In the entries that follow, how many lines include the string "name"? The answer is the number only.

================

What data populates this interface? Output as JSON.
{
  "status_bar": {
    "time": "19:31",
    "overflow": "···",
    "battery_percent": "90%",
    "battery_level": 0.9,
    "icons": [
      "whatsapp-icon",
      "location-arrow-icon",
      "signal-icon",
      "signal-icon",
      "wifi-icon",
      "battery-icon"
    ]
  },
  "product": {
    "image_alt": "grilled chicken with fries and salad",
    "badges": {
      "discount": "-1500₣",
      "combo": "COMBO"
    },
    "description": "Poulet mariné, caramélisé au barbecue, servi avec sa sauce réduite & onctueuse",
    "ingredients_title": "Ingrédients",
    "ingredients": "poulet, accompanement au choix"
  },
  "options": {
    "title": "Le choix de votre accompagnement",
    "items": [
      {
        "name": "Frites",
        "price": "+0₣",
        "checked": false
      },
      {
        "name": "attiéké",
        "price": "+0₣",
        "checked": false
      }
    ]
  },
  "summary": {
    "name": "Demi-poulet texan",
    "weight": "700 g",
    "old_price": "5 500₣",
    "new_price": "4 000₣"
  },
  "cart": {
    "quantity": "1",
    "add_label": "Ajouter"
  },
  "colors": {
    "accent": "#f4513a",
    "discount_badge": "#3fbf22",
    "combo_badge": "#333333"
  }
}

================

• _Response below_
3